_INSTRUCTIONS TO FOLLOW_: Report all lines in the records that hold the string "this".

_Data about app and page elements_:
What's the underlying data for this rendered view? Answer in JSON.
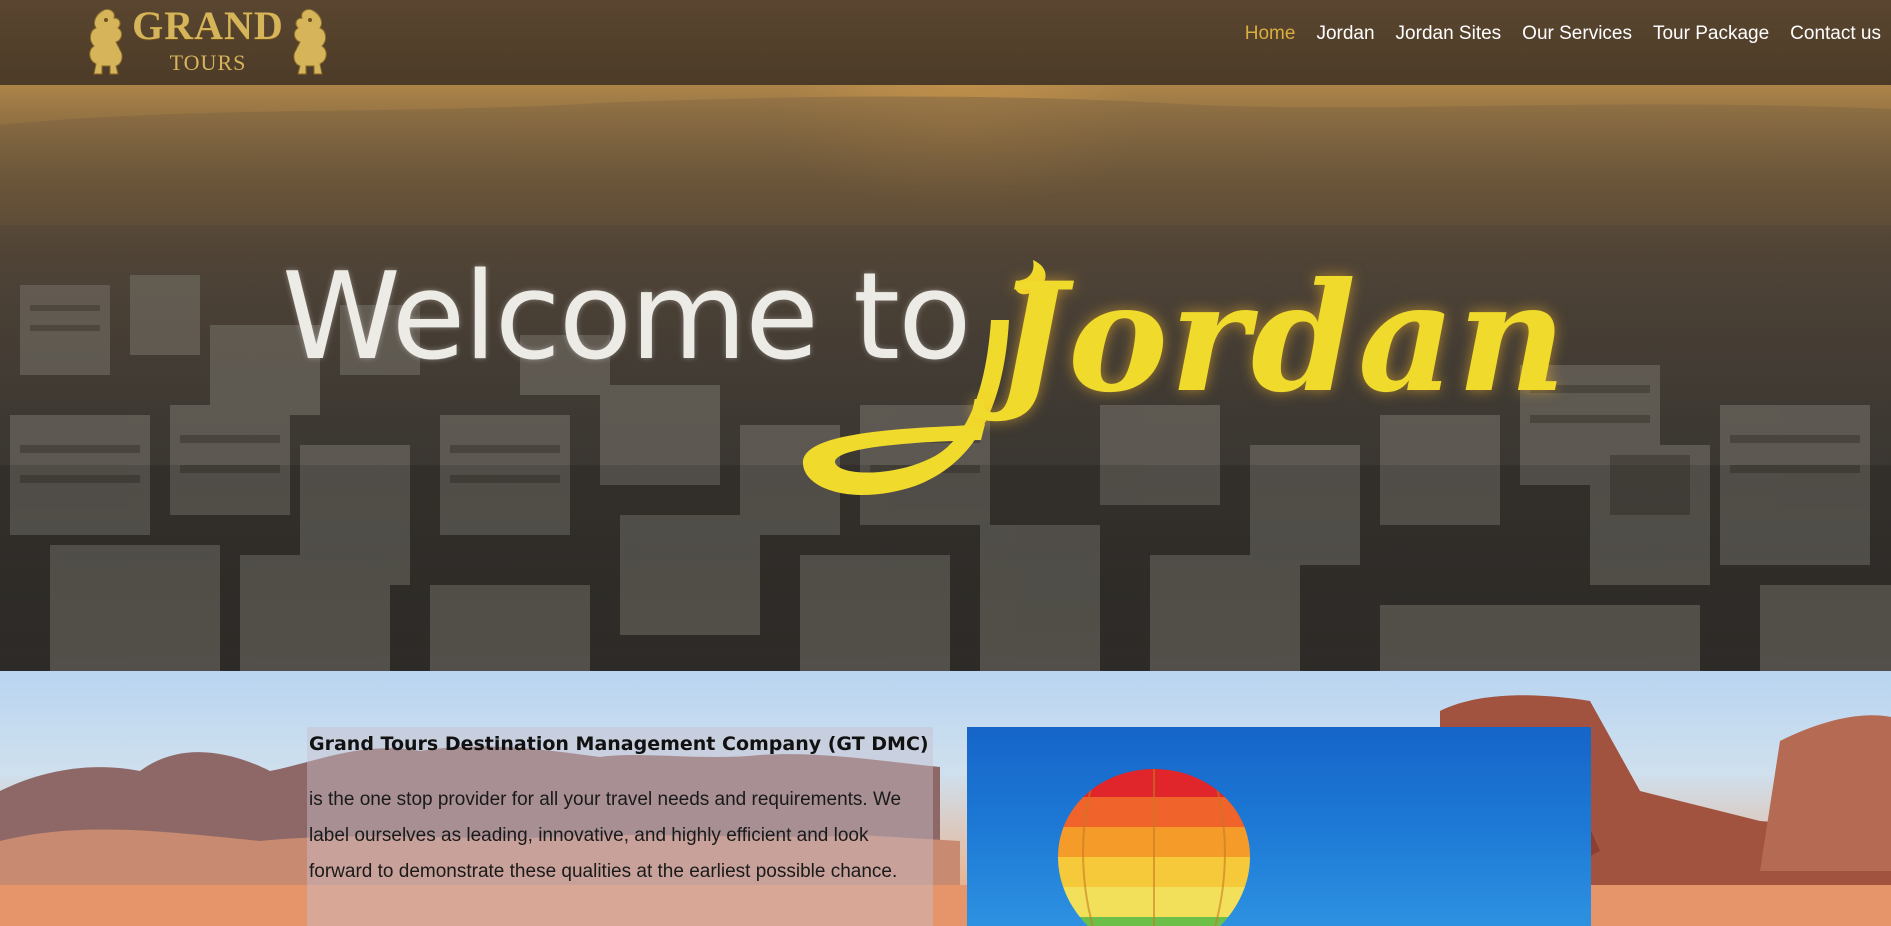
{
  "header": {
    "logo": {
      "brand": "GRAND",
      "sub": "TOURS"
    },
    "nav": [
      {
        "label": "Home",
        "active": true
      },
      {
        "label": "Jordan",
        "active": false
      },
      {
        "label": "Jordan Sites",
        "active": false
      },
      {
        "label": "Our Services",
        "active": false
      },
      {
        "label": "Tour Package",
        "active": false
      },
      {
        "label": "Contact us",
        "active": false
      }
    ]
  },
  "hero": {
    "welcome": "Welcome to",
    "jordan": "Jordan"
  },
  "about": {
    "title": "Grand Tours Destination Management Company (GT DMC)",
    "text": " is the one stop provider for all your travel needs and requirements. We label ourselves as leading, innovative, and highly efficient and look forward to demonstrate these qualities at the earliest possible chance."
  },
  "colors": {
    "header_bg": "#4c3b27",
    "nav_active": "#d9ad3f",
    "nav_text": "#ffffff",
    "logo_gold": "#d6b45a",
    "jordan_yellow": "#f0da2c"
  },
  "icons": [
    "lion-crest-icon"
  ]
}
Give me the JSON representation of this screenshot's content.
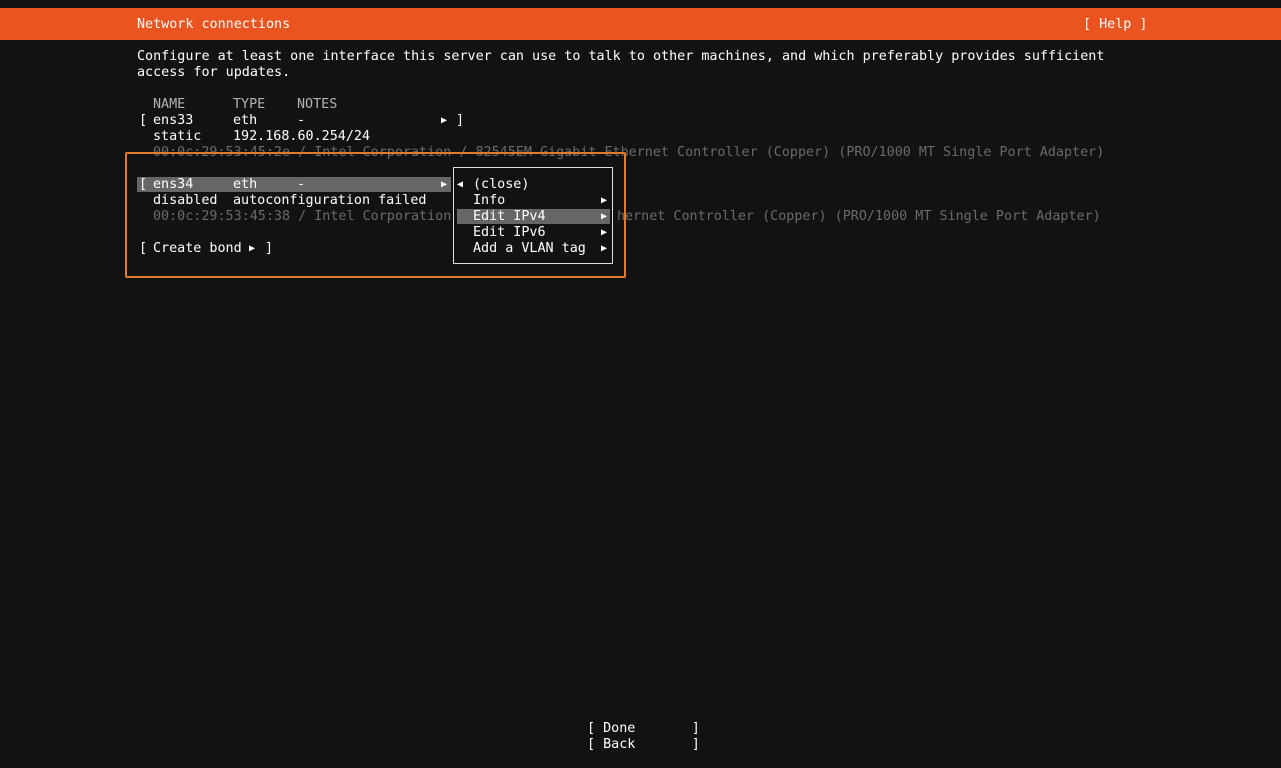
{
  "header": {
    "title": "Network connections",
    "help": "[ Help ]",
    "accent_color": "#e95420"
  },
  "intro": {
    "line1": "Configure at least one interface this server can use to talk to other machines, and which preferably provides sufficient",
    "line2": "access for updates."
  },
  "columns": {
    "name": "NAME",
    "type": "TYPE",
    "notes": "NOTES"
  },
  "interfaces": [
    {
      "open": "[",
      "name": "ens33",
      "type": "eth",
      "notes": "-",
      "arrow": "▶",
      "close": "]",
      "mode": "static",
      "address": "192.168.60.254/24",
      "hw": "00:0c:29:53:45:2e / Intel Corporation / 82545EM Gigabit Ethernet Controller (Copper) (PRO/1000 MT Single Port Adapter)"
    },
    {
      "open": "[",
      "name": "ens34",
      "type": "eth",
      "notes": "-",
      "arrow": "▶",
      "mode": "disabled",
      "address": "autoconfiguration failed",
      "hw_left": "00:0c:29:53:45:38 / Intel Corporation",
      "hw_right": "hernet Controller (Copper) (PRO/1000 MT Single Port Adapter)"
    }
  ],
  "create_bond": {
    "open": "[",
    "label": "Create bond",
    "arrow": "▶",
    "close": "]"
  },
  "context_menu": {
    "items": [
      {
        "label": "(close)",
        "arrow": "◀"
      },
      {
        "label": "Info",
        "arrow": "▶"
      },
      {
        "label": "Edit IPv4",
        "arrow": "▶"
      },
      {
        "label": "Edit IPv6",
        "arrow": "▶"
      },
      {
        "label": "Add a VLAN tag",
        "arrow": "▶"
      }
    ]
  },
  "footer": {
    "done": "[ Done       ]",
    "back": "[ Back       ]"
  }
}
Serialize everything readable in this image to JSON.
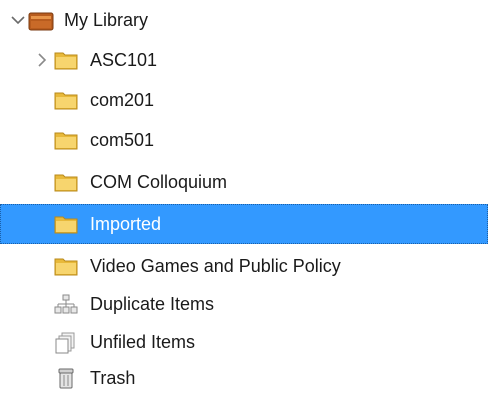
{
  "library": {
    "label": "My Library",
    "icon": "library-icon",
    "expanded": true
  },
  "collections": [
    {
      "label": "ASC101",
      "icon": "folder-icon",
      "has_children": true
    },
    {
      "label": "com201",
      "icon": "folder-icon"
    },
    {
      "label": "com501",
      "icon": "folder-icon"
    },
    {
      "label": "COM Colloquium",
      "icon": "folder-icon"
    },
    {
      "label": "Imported",
      "icon": "folder-icon",
      "selected": true
    },
    {
      "label": "Video Games and Public Policy",
      "icon": "folder-icon"
    }
  ],
  "special": [
    {
      "label": "Duplicate Items",
      "icon": "duplicate-items-icon"
    },
    {
      "label": "Unfiled Items",
      "icon": "unfiled-items-icon"
    },
    {
      "label": "Trash",
      "icon": "trash-icon"
    }
  ],
  "colors": {
    "selection": "#3399ff",
    "folder": "#f2c94c",
    "library": "#b85c1e"
  }
}
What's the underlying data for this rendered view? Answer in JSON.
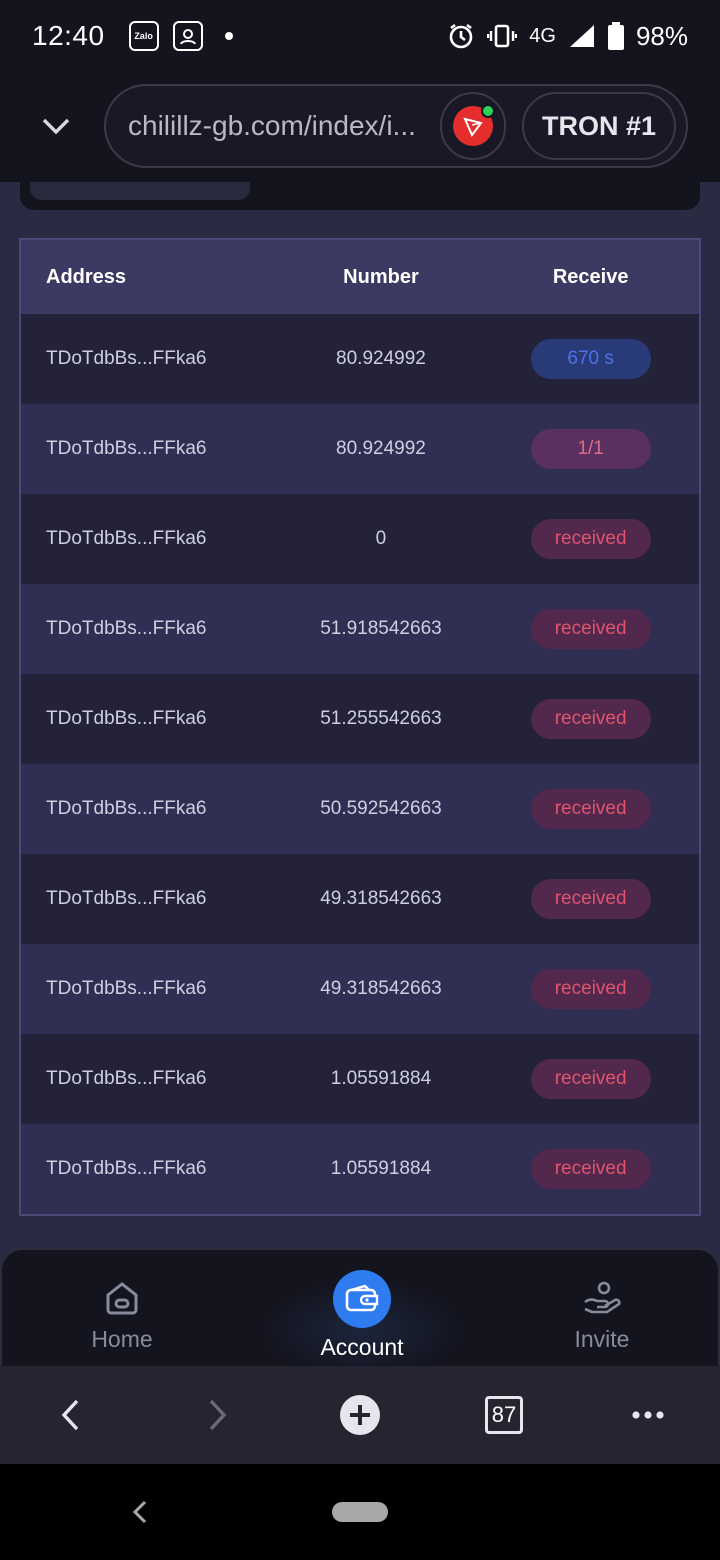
{
  "status_bar": {
    "time": "12:40",
    "app_icons": [
      "Zalo",
      "avatar"
    ],
    "network": "4G",
    "battery": "98%"
  },
  "browser": {
    "url": "chilillz-gb.com/index/i...",
    "wallet_label": "TRON #1",
    "tabs_count": "87"
  },
  "table": {
    "headers": {
      "address": "Address",
      "number": "Number",
      "receive": "Receive"
    },
    "rows": [
      {
        "address": "TDoTdbBs...FFka6",
        "number": "80.924992",
        "receive": "670 s",
        "type": "timer"
      },
      {
        "address": "TDoTdbBs...FFka6",
        "number": "80.924992",
        "receive": "1/1",
        "type": "ratio"
      },
      {
        "address": "TDoTdbBs...FFka6",
        "number": "0",
        "receive": "received",
        "type": "received"
      },
      {
        "address": "TDoTdbBs...FFka6",
        "number": "51.918542663",
        "receive": "received",
        "type": "received"
      },
      {
        "address": "TDoTdbBs...FFka6",
        "number": "51.255542663",
        "receive": "received",
        "type": "received"
      },
      {
        "address": "TDoTdbBs...FFka6",
        "number": "50.592542663",
        "receive": "received",
        "type": "received"
      },
      {
        "address": "TDoTdbBs...FFka6",
        "number": "49.318542663",
        "receive": "received",
        "type": "received"
      },
      {
        "address": "TDoTdbBs...FFka6",
        "number": "49.318542663",
        "receive": "received",
        "type": "received"
      },
      {
        "address": "TDoTdbBs...FFka6",
        "number": "1.05591884",
        "receive": "received",
        "type": "received"
      },
      {
        "address": "TDoTdbBs...FFka6",
        "number": "1.05591884",
        "receive": "received",
        "type": "received"
      }
    ]
  },
  "app_nav": {
    "home": "Home",
    "account": "Account",
    "invite": "Invite",
    "active": "account"
  },
  "colors": {
    "accent": "#2f7bf0",
    "received": "#e0546e",
    "timer": "#4e73e8"
  }
}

_RESPONSE BELOW_:
What's the underlying data for this rendered view? Answer in JSON.
Give me the JSON representation of this screenshot's content.
    "line1": "Configure at least one interface this server can use to talk to other machines, and which preferably provides sufficient",
Serialize everything readable in this image to JSON.
What's the underlying data for this rendered view? Answer in JSON.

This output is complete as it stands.